(Data excerpts)
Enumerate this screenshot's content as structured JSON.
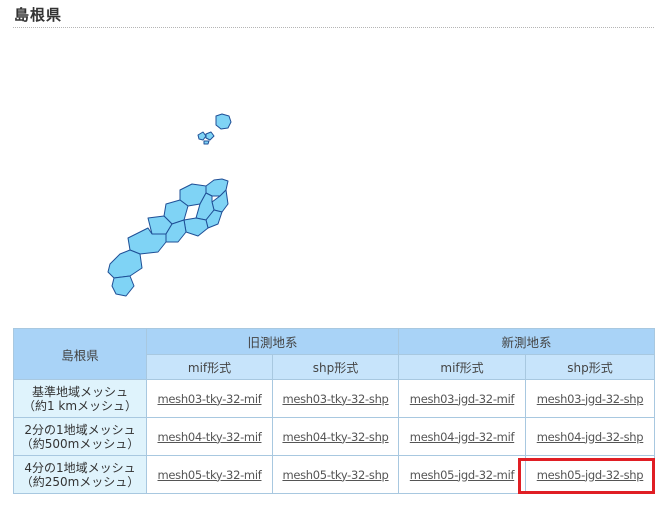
{
  "page": {
    "title": "島根県"
  },
  "table": {
    "corner": "島根県",
    "groups": {
      "old": "旧測地系",
      "new": "新測地系"
    },
    "formats": [
      "mif形式",
      "shp形式",
      "mif形式",
      "shp形式"
    ],
    "rows": [
      {
        "label_line1": "基準地域メッシュ",
        "label_line2": "（約1 kmメッシュ）",
        "links": [
          "mesh03-tky-32-mif",
          "mesh03-tky-32-shp",
          "mesh03-jgd-32-mif",
          "mesh03-jgd-32-shp"
        ]
      },
      {
        "label_line1": "2分の1地域メッシュ",
        "label_line2": "（約500mメッシュ）",
        "links": [
          "mesh04-tky-32-mif",
          "mesh04-tky-32-shp",
          "mesh04-jgd-32-mif",
          "mesh04-jgd-32-shp"
        ]
      },
      {
        "label_line1": "4分の1地域メッシュ",
        "label_line2": "（約250mメッシュ）",
        "links": [
          "mesh05-tky-32-mif",
          "mesh05-tky-32-shp",
          "mesh05-jgd-32-mif",
          "mesh05-jgd-32-shp"
        ]
      }
    ]
  },
  "colors": {
    "map_fill": "#7fd3f5",
    "map_stroke": "#1f4f96",
    "highlight": "#e01e24",
    "header_bg": "#a9d3f7",
    "rowhead_bg": "#dff3fc"
  }
}
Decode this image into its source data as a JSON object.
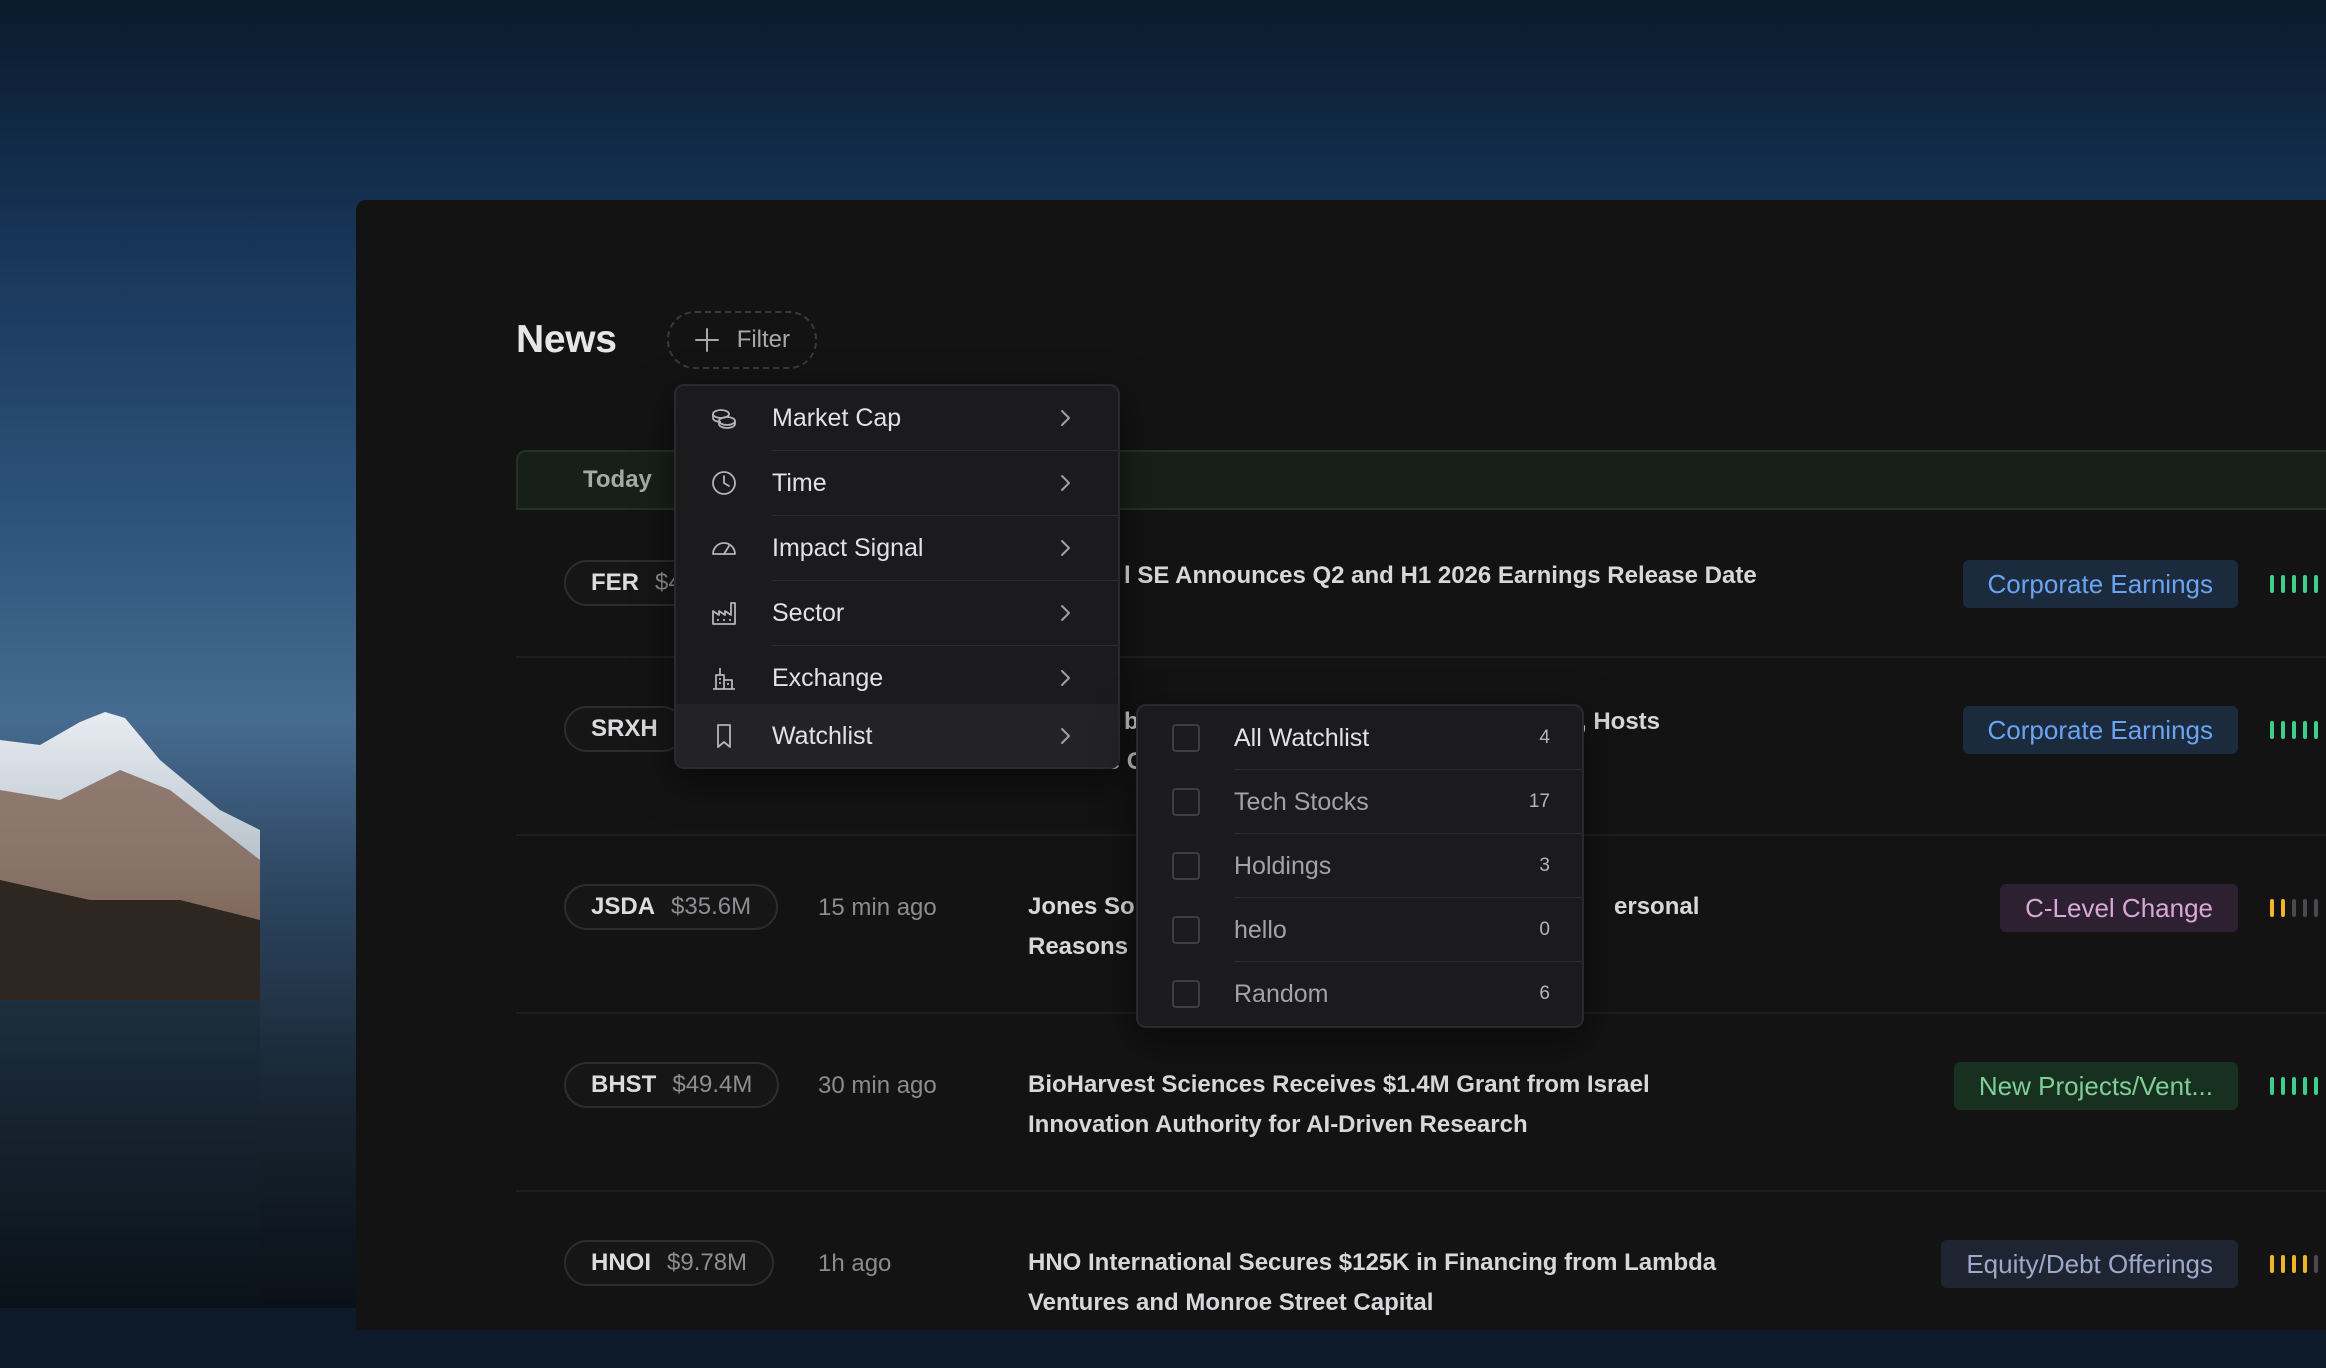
{
  "header": {
    "title": "News",
    "filter_label": "Filter"
  },
  "today_label": "Today",
  "filter_menu": [
    {
      "label": "Market Cap",
      "icon": "coins-icon"
    },
    {
      "label": "Time",
      "icon": "clock-icon"
    },
    {
      "label": "Impact Signal",
      "icon": "gauge-icon"
    },
    {
      "label": "Sector",
      "icon": "factory-icon"
    },
    {
      "label": "Exchange",
      "icon": "bank-icon"
    },
    {
      "label": "Watchlist",
      "icon": "bookmark-icon"
    }
  ],
  "watchlist_submenu": [
    {
      "label": "All Watchlist",
      "count": "4"
    },
    {
      "label": "Tech Stocks",
      "count": "17"
    },
    {
      "label": "Holdings",
      "count": "3"
    },
    {
      "label": "hello",
      "count": "0"
    },
    {
      "label": "Random",
      "count": "6"
    }
  ],
  "news": [
    {
      "ticker": "FER",
      "mcap": "$4",
      "time": "",
      "headline_line1": "l SE Announces Q2 and H1 2026 Earnings Release Date",
      "headline_line2": "",
      "tag": "Corporate Earnings",
      "signal_level": 5
    },
    {
      "ticker": "SRXH",
      "mcap": "",
      "time": "",
      "headline_line1": "b",
      "headline_line1b": "eturn, Hosts",
      "headline_line2": "Fireside C",
      "tag": "Corporate Earnings",
      "signal_level": 5
    },
    {
      "ticker": "JSDA",
      "mcap": "$35.6M",
      "time": "15 min ago",
      "headline_line1": "Jones So",
      "headline_line1b": "ersonal",
      "headline_line2": "Reasons",
      "tag": "C-Level Change",
      "signal_level": 2
    },
    {
      "ticker": "BHST",
      "mcap": "$49.4M",
      "time": "30 min ago",
      "headline_line1": "BioHarvest Sciences Receives $1.4M Grant from Israel",
      "headline_line2": "Innovation Authority for AI-Driven Research",
      "tag": "New Projects/Vent...",
      "signal_level": 5
    },
    {
      "ticker": "HNOI",
      "mcap": "$9.78M",
      "time": "1h ago",
      "headline_line1": "HNO International Secures $125K in Financing from Lambda",
      "headline_line2": "Ventures and Monroe Street Capital",
      "tag": "Equity/Debt Offerings",
      "signal_level": 4
    }
  ],
  "colors": {
    "earnings_bg": "#1c2a3e",
    "earnings_fg": "#6aa4f0",
    "clevel_bg": "#2d2030",
    "clevel_fg": "#d9a7d8",
    "projects_bg": "#18301f",
    "projects_fg": "#7fcf98",
    "equity_bg": "#1f2432",
    "equity_fg": "#9da9c9",
    "signal_green": "#3ecf8e",
    "signal_yellow": "#f0b429",
    "signal_off": "#4a4a4e"
  }
}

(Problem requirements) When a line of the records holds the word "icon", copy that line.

(Answer section)
      "icon": "coins-icon"
      "icon": "clock-icon"
      "icon": "gauge-icon"
      "icon": "factory-icon"
      "icon": "bank-icon"
      "icon": "bookmark-icon"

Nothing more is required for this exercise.